I see a lot of times that “work” in today’s business world is actually just paper pushing or making calls to ask for information or confirm details. You might read this and say, “Duh, that is what business is.” But does it have to be this way? I think it leads to mind-numbing work: skills in analysis, critical thinking or problem solving aren’t developed. People think they are developing these in the pointless meetings they sit on, but they are not. Most of the time, the “problem” they are trying to solve is centered around group conflicts– making sure they have their defense up against another team, and strategizing when to strike their offense. I’m not sure how this is called “work.”
I don’t see a lot of people doing different things everyday– although they think “everyday is always different”– it’s really about the things I mentioned above and doing them over and over again. Putting together some slides to propose a campaign, working with vendors to execute it, then reporting the results. This seems simple, but my guess would be 75% of the time is about “figuring out” which teams are doing what and who to “delegate” things to. Wash, rinse, repeat. Delegating has come to be perceived as a prized skill. It is only useful when you’re actually doing work, and you need to hand off things to others to help you and for them to learn, but I see a lot of people delegating all the projects they themselves need to be doing.
The Google founders wanted to replicate the college environment. I thought I was alone in my constant wish that the “real world” were more like school: you’re among smart people, there’s a lot of friendliness and support, less politics, you’re productive and challenged. The business world as we know it is just the opposite: a lot of people who are promoted because they get along with a manager who likes to gossip, office politics rule, people are in meetings that don’t let them get anything done, lots of playing around and loitering, and mental atrophy. Human resources do need to be more data driven in order to determine if any of these realities of business life are actually producing outcomes.
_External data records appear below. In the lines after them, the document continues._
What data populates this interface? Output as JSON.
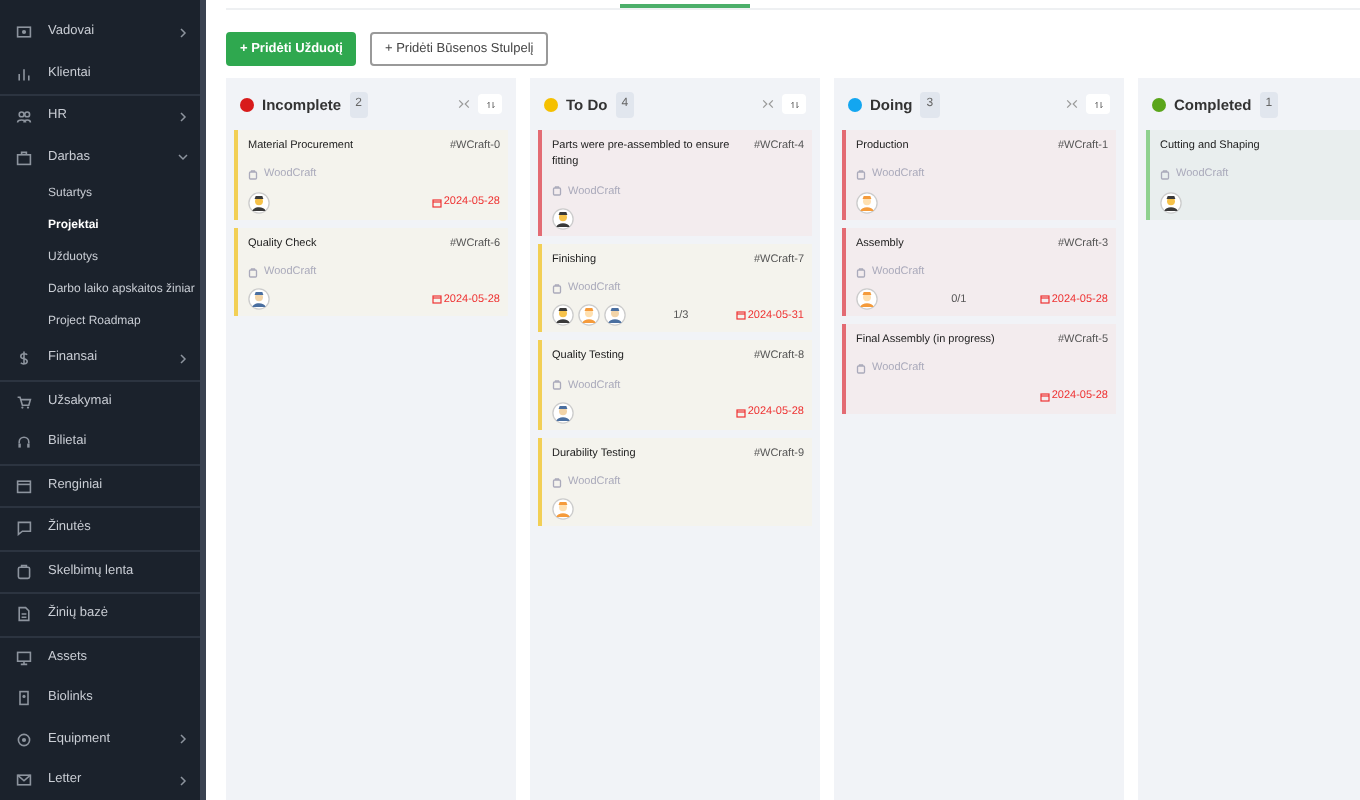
{
  "sidebar": {
    "items": [
      {
        "label": "Vadovai",
        "kind": "menu",
        "expanded": false,
        "selected": false
      },
      {
        "label": "Klientai",
        "kind": "link",
        "selected": false
      },
      {
        "label": "HR",
        "kind": "menu",
        "expanded": false,
        "selected": false
      },
      {
        "label": "Darbas",
        "kind": "menu",
        "expanded": true,
        "selected": false,
        "children": [
          {
            "label": "Sutartys",
            "selected": false
          },
          {
            "label": "Projektai",
            "selected": true
          },
          {
            "label": "Užduotys",
            "selected": false
          },
          {
            "label": "Darbo laiko apskaitos žiniar",
            "selected": false
          },
          {
            "label": "Project Roadmap",
            "selected": false
          }
        ]
      },
      {
        "label": "Finansai",
        "kind": "menu",
        "expanded": false,
        "selected": false
      },
      {
        "label": "Užsakymai",
        "kind": "link",
        "selected": false
      },
      {
        "label": "Bilietai",
        "kind": "link",
        "selected": false
      },
      {
        "label": "Renginiai",
        "kind": "link",
        "selected": false
      },
      {
        "label": "Žinutės",
        "kind": "link",
        "selected": false
      },
      {
        "label": "Skelbimų lenta",
        "kind": "link",
        "selected": false
      },
      {
        "label": "Žinių bazė",
        "kind": "link",
        "selected": false
      },
      {
        "label": "Assets",
        "kind": "link",
        "selected": false
      },
      {
        "label": "Biolinks",
        "kind": "link",
        "selected": false
      },
      {
        "label": "Equipment",
        "kind": "menu",
        "expanded": false,
        "selected": false
      },
      {
        "label": "Letter",
        "kind": "menu",
        "expanded": false,
        "selected": false
      }
    ]
  },
  "toolbar": {
    "buttons": [
      {
        "label": "+ Pridėti Užduotį",
        "kind": "primary"
      },
      {
        "label": "+ Pridėti Būsenos Stulpelį",
        "kind": "outline"
      }
    ]
  },
  "columns": [
    {
      "title": "Incomplete",
      "color": "#d81b1b",
      "count": "2",
      "cards": [
        {
          "title": "Material Procurement",
          "id": "#WCraft-0",
          "project": "WoodCraft",
          "color": "#f2cf55",
          "avatars": [
            {
              "kind": "dark"
            }
          ],
          "due": "2024-05-28"
        },
        {
          "title": "Quality Check",
          "id": "#WCraft-6",
          "project": "WoodCraft",
          "color": "#f2cf55",
          "avatars": [
            {
              "kind": "blue"
            }
          ],
          "due": "2024-05-28"
        }
      ]
    },
    {
      "title": "To Do",
      "color": "#f5c000",
      "count": "4",
      "cards": [
        {
          "title": "Parts were pre-assembled to ensure fitting",
          "id": "#WCraft-4",
          "project": "WoodCraft",
          "color": "#e36b73",
          "avatars": [
            {
              "kind": "dark"
            }
          ]
        },
        {
          "title": "Finishing",
          "id": "#WCraft-7",
          "project": "WoodCraft",
          "color": "#f2cf55",
          "avatars": [
            {
              "kind": "dark"
            },
            {
              "kind": "orange"
            },
            {
              "kind": "blue"
            }
          ],
          "progress": "1/3",
          "due": "2024-05-31"
        },
        {
          "title": "Quality Testing",
          "id": "#WCraft-8",
          "project": "WoodCraft",
          "color": "#f2cf55",
          "avatars": [
            {
              "kind": "blue"
            }
          ],
          "due": "2024-05-28"
        },
        {
          "title": "Durability Testing",
          "id": "#WCraft-9",
          "project": "WoodCraft",
          "color": "#f2cf55",
          "avatars": [
            {
              "kind": "orange"
            }
          ]
        }
      ]
    },
    {
      "title": "Doing",
      "color": "#13a6f0",
      "count": "3",
      "cards": [
        {
          "title": "Production",
          "id": "#WCraft-1",
          "project": "WoodCraft",
          "color": "#e36b73",
          "avatars": [
            {
              "kind": "orange"
            }
          ]
        },
        {
          "title": "Assembly",
          "id": "#WCraft-3",
          "project": "WoodCraft",
          "color": "#e36b73",
          "avatars": [
            {
              "kind": "orange"
            }
          ],
          "progress": "0/1",
          "due": "2024-05-28"
        },
        {
          "title": "Final Assembly (in progress)",
          "id": "#WCraft-5",
          "project": "WoodCraft",
          "color": "#e36b73",
          "due": "2024-05-28"
        }
      ]
    },
    {
      "title": "Completed",
      "color": "#5aa51a",
      "count": "1",
      "cards": [
        {
          "title": "Cutting and Shaping",
          "project": "WoodCraft",
          "color": "#8fd18f",
          "avatars": [
            {
              "kind": "dark"
            }
          ]
        }
      ]
    }
  ]
}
Metrics also need to be revisited in order for employees to be measured by the work they produce that actually bring satisfaction to the client/customers or revenue to the company.